Did you know your L’Oreal preference Black hair dye contains 1,4-dioxane and p-phenylenediame? Or did you know that Gillette Foamy Shave Foam was found to contain artificial musk and sodium lauryl sulfate (1). Ever wonder what is in your man’s dreamy-smelling aftershave? It’s often pthlalates and artificial musks you are smelling. These chemicals were found in a recent investigation by Environmental Defense and are quite harmful to your health.
The personal care products industry is changing – industry is targeting skin and body products for men more and more! In Canada alone, the market is worth more than $690 million dollars, and is growing by 2% every year. It’s time we pay more attention to these products entering our marketplace!
There are a few toxic chemicals that do not appear on labels that you should be aware of. Often certain ingredients like “fragrance mixtures” which can contain up to 3000 ingredients are considered an industry trade secret and are listed on the product labels as just “fragrance”. Also, if a product makes a health claim, it is governed under the Food and Drugs Act, and is not subject of he same labelling laws as cosmetics. For exampe, Head and Shoulders shampoo because it claims to treat dandruff, does not have to list its ingredients like other shampoos.
Two of the chemicals that don’t appear on labels include 1,4 dioxane and pthalates.
1,4 dioxane is a synthetic solvent and often contaminates products. It is a known irritant and suspected carcinogen. Environmental Defence found this in: Pert Plus 2-in-1 Shampoo & Conditioner, TRESemme Shampoo, Head & Shoulders Dandruff Shampoo and L’Oreal Preference Hair Dye: Black.
Seems like every company today is coming out with their own version of the “plant-bottle”. However, it is important to know that not all “bio-based” plastic is biodegradable. There are major differences between compostable, bio-based, biodegradable, and oxo-biodegradable labels (refer to “Green Labels” section of this website).
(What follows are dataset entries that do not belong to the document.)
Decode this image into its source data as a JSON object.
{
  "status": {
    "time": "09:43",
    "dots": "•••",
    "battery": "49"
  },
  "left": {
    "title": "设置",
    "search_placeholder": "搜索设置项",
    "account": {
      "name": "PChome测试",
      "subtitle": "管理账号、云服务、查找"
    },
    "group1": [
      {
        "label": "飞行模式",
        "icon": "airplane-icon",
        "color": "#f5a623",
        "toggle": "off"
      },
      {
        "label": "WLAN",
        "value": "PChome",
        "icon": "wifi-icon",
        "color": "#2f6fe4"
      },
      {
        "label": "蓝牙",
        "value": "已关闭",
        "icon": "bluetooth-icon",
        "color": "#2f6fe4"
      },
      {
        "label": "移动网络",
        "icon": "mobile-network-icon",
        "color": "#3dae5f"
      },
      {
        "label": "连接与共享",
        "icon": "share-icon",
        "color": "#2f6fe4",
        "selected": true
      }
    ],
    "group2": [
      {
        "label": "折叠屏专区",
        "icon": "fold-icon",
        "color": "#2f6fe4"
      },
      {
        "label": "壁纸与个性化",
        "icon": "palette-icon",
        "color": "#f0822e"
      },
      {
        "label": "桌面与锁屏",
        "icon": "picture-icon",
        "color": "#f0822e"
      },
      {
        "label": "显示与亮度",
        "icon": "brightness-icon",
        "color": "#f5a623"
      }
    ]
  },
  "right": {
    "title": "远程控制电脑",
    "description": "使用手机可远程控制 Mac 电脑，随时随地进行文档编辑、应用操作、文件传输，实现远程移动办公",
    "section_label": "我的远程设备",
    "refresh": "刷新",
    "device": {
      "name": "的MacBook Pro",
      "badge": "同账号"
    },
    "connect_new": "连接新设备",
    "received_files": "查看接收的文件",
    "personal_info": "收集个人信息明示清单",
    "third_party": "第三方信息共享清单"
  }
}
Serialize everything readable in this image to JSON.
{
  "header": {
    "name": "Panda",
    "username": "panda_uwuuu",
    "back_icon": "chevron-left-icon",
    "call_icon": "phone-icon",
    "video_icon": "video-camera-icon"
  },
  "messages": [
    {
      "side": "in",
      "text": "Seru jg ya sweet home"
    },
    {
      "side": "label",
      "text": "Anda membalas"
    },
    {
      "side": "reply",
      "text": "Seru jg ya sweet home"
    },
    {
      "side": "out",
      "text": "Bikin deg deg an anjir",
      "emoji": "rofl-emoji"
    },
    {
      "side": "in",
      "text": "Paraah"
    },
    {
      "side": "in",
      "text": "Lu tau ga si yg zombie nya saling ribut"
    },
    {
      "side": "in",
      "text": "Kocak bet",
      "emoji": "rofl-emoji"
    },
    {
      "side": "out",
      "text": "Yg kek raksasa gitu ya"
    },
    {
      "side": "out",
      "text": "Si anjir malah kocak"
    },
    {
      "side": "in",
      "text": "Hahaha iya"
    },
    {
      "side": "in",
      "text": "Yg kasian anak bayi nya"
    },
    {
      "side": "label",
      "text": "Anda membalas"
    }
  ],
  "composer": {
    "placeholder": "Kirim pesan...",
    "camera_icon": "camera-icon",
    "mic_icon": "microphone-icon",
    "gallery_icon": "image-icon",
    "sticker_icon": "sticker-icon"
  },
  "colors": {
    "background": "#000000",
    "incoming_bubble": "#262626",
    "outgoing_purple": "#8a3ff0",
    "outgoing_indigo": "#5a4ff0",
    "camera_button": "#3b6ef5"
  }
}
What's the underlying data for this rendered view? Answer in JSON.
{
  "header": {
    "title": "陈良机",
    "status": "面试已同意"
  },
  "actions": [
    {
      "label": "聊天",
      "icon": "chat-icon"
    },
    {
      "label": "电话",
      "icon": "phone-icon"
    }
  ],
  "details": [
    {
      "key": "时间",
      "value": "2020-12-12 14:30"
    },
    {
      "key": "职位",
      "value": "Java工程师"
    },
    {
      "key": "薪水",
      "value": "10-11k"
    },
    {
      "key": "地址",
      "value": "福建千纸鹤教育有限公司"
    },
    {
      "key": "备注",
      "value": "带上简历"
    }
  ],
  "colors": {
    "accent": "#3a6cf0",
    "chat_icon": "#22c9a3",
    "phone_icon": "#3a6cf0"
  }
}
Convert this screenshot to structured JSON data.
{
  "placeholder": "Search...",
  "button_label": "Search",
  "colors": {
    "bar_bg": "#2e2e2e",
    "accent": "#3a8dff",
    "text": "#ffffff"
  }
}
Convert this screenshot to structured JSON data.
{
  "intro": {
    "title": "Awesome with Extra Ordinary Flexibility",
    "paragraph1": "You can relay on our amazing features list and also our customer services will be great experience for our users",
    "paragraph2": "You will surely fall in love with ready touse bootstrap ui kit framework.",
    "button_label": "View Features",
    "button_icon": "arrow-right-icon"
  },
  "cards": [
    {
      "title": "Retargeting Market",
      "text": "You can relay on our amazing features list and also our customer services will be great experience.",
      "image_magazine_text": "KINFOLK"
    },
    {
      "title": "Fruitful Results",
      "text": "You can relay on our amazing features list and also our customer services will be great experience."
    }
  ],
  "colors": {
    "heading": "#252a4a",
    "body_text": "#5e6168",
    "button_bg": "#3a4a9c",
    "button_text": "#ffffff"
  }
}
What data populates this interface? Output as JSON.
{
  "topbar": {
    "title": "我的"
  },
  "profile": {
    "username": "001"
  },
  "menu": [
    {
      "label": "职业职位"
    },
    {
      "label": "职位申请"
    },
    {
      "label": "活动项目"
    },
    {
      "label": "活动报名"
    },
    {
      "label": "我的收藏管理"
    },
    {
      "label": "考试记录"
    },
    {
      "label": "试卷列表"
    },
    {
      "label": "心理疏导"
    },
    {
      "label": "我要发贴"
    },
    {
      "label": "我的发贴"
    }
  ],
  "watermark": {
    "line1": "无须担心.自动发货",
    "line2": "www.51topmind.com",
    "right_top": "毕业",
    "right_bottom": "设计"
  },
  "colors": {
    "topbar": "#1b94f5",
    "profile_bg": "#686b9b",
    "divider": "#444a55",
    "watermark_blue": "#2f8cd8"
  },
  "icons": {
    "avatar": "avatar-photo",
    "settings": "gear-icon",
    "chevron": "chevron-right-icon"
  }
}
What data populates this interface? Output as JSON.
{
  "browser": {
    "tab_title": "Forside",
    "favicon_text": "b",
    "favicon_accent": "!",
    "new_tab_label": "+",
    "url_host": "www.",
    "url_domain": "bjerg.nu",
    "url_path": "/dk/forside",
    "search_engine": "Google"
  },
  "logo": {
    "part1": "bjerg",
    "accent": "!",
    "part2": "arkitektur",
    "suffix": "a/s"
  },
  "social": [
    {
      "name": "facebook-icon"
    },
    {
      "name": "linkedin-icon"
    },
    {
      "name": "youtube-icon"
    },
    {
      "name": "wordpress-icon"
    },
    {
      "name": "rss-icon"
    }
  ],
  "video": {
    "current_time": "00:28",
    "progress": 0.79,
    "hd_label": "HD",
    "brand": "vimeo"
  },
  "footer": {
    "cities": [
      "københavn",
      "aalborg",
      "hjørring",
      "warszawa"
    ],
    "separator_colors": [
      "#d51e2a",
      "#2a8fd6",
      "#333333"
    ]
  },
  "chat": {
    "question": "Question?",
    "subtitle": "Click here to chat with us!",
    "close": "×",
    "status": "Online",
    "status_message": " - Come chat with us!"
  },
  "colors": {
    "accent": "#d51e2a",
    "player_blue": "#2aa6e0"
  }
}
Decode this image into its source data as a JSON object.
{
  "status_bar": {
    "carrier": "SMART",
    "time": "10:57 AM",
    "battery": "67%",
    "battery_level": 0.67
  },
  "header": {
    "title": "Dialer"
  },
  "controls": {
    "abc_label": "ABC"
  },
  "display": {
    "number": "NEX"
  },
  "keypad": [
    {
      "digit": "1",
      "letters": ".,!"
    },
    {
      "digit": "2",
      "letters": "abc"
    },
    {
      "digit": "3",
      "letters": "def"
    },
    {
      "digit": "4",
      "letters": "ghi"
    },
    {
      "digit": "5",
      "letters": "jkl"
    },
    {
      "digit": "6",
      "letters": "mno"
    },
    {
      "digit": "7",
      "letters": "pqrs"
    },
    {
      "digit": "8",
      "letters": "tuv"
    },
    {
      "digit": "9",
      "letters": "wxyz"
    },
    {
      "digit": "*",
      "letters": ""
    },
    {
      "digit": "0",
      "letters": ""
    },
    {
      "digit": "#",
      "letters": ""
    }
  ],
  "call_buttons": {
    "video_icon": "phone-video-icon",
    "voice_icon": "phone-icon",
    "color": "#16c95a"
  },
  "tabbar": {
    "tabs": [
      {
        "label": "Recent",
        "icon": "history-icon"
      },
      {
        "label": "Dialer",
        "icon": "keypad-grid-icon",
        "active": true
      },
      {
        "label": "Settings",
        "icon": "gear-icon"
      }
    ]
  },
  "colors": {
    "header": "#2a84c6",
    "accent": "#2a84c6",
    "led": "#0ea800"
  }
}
There is a new material on the market being used in all sorts of products called Ecoflex (tradename) and it comes from Germany. Although this plastic is considered biodegradable, it is made from petroleum (oil) based resin. However, this plastic will biodegrade when immersed in a commercial composting system (according to ASTM D6400 testing standard). On the contrary, when looking at Coca-Cola’s Plant Bottle which is made from 20% renewable materials (i.e. starch), it is not considered biodegradable or compostable…just recyclable. Thus it is important not to get caught up in the marketing of these products and learn to look at the labels and try to understand “why is this biodegradable?” or ask yourself “how much of this product contains renewable materials?”
Look for this label on plastics to see if they are compostable or not.
Want to learn more about all the different types of labels and requirements of them? Go to Eco-savy’s Green Label section by clicking here .